The Arsenal players were taciturn in the lead-up. “George told us not to stoke the fires beforehand,” recalls Perry Groves. “He told us that he would handle the press in the lead-up, and that we were to focus only on the game.”
At their team hotel following a pre-match meal, Graham asked the dining room staff to vacate the room, where he delivered arguably the most prophetic speech in English football history. After briefly referring directly to the “Men against boys” article (the players claim this was the only time he referred to a specific article in front of them), he set out his grand vision for the game. “Be patient – we don’t want the game won in the first five minutes. If it’s 0-0 at half time I won’t mind. Score early in the second half and Liverpool won’t know whether to go forward or defend and then the next goal will come. You’ve got nothing to lose. Go out and play and don’t be frightened.”
When the Arsenal players – average age 21 – ran on to the pitch, each of them carried sprays of red roses and laid them in front of the Kop in memorial for the Hillsborough victims. On a calm summer evening, the early stages were something of a phoney war, with both sides probing for weaknesses. Arsenal trudged in at half time defiant and unbowed.
Alan Smith recalls, “George Graham reminded us not to panic about the game being goalless, and that he was confident we would score early in the second half.” With 52 minutes elapsed, Nigel Winterburn curled in an indirect free kick, and Smith glided in to guide the ball into the bottom corner of the Liverpool net.
A wave of confidence swept through the Arsenal players. Mickey Thomas probed Liverpool’s backline. David Rocastle pushed further and further forward. The bite offered by Kevin Richardson in midfield was never better illustrated by his tackle on Ray Houghton late on, which signalled how Arsenal’s midfield had been on top for much of the match.
But for all of Arsenal’s gallant efforts, they looked set to fall agonisingly short.

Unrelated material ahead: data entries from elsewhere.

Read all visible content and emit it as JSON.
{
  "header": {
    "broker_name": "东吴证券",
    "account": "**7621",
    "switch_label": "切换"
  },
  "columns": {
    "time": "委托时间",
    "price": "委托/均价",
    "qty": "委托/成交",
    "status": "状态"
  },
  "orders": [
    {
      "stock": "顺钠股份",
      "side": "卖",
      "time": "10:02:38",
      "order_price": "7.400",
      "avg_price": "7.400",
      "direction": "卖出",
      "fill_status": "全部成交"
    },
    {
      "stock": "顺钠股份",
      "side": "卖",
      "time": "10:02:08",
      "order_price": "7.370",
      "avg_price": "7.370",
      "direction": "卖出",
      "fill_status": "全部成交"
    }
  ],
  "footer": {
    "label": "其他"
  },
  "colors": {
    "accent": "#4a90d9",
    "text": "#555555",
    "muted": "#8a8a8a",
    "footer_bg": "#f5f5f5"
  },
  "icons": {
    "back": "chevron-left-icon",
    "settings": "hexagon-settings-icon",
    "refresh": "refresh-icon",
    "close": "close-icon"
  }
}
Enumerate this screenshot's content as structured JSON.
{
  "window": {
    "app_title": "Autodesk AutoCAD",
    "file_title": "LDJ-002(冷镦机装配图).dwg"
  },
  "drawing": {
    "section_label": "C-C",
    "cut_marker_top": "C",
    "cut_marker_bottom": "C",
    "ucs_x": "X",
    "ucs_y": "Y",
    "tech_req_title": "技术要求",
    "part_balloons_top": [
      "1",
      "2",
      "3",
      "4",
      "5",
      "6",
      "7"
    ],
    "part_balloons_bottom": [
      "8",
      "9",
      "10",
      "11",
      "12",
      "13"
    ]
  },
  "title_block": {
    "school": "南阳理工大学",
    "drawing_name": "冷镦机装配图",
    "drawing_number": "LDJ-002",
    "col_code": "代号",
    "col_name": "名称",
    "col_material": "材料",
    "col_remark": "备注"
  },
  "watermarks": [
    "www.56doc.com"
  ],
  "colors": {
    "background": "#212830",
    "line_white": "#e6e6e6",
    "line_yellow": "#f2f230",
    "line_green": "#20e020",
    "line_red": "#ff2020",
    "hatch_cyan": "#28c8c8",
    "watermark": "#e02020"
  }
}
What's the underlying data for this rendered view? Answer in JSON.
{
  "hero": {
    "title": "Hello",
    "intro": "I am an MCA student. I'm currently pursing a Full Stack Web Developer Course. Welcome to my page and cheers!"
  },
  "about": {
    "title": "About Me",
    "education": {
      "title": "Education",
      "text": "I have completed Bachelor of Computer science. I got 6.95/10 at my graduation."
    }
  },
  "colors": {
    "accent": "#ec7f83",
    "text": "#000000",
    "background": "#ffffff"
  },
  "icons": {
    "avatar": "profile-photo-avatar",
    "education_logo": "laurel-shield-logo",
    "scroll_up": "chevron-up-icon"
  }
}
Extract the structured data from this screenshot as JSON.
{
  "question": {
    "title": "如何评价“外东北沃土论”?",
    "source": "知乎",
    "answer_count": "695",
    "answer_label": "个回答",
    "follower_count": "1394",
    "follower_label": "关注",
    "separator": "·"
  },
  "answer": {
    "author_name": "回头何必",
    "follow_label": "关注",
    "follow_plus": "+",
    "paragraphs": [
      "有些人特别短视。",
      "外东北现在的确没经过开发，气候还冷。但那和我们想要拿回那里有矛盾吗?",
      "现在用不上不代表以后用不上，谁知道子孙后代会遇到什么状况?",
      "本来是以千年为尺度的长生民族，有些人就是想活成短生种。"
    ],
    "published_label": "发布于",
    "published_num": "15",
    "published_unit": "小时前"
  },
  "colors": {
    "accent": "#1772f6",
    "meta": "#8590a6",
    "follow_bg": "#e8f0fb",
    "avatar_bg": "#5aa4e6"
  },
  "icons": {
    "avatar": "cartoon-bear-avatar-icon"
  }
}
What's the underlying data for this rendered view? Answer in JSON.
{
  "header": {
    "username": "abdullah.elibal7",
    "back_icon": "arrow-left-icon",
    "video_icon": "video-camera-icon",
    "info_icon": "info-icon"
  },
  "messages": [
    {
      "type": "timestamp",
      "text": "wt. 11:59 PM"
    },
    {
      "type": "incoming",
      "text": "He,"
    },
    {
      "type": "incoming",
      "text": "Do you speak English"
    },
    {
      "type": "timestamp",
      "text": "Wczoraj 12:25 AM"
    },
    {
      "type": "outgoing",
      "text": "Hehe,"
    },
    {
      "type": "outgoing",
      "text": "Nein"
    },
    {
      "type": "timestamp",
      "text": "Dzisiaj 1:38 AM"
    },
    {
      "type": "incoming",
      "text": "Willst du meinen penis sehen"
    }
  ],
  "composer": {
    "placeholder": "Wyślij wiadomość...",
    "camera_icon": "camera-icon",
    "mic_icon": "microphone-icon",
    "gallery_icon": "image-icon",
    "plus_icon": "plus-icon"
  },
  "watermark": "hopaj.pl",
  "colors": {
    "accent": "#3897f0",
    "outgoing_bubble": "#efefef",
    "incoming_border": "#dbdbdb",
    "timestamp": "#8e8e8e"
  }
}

As John Barnes slalomed his way into the right-hand side of Arsenal’s penalty area, Richardson dispossessed the Liverpool winger and tapped the ball back to Lukic. In a scene that is now part of cinematic history, Lukic threw the ball out to Dixon, and his measured pass found Smith. And then…
For so long castigated as a typical Arsenal buy – safe and unadventurous and described harshly by a tabloid hack as “a man with the charisma of a regional sales manager from Slough” – Smith chested it down and knocked the ball on to the galloping Thomas. Despite being surrounded by a pack of Liverpool defenders, a lucky break off Steve Nicol’s legs put him clean through against Grobbelaar, face to face with Arsenal immortality.
Thomas waited for the Zimbabwe stopper to commit himself. The Anfield crowd, whistling for the end, fell into silence. Grobbelaar moved low to his right, and Thomas, dropping his shoulder, flicked the ball to the goalkeeper’s left and scored.
As Thomas performed his somersault on the pitch, and the sea of blue-and-yellow clad Arsenal fans bobbed up and down in the far corner in jubilation, the camera panned to Kenny Dalglish slumped against the dugout and scarcely able to take on board what he’d just witnessed.
Almost in the blink of an eye, tabloid writers were forced to change their headlines: KING GEORGE! (The Sun), MICKEY TAKERS! BY GEORGE THEY’VE DONE IT! (Daily Star) and MIRACLE MEN (Daily Mirror) reflected the fact that in the space of 90 minutes, George Graham’s “boys” had come of age in the most dramatic of circumstances.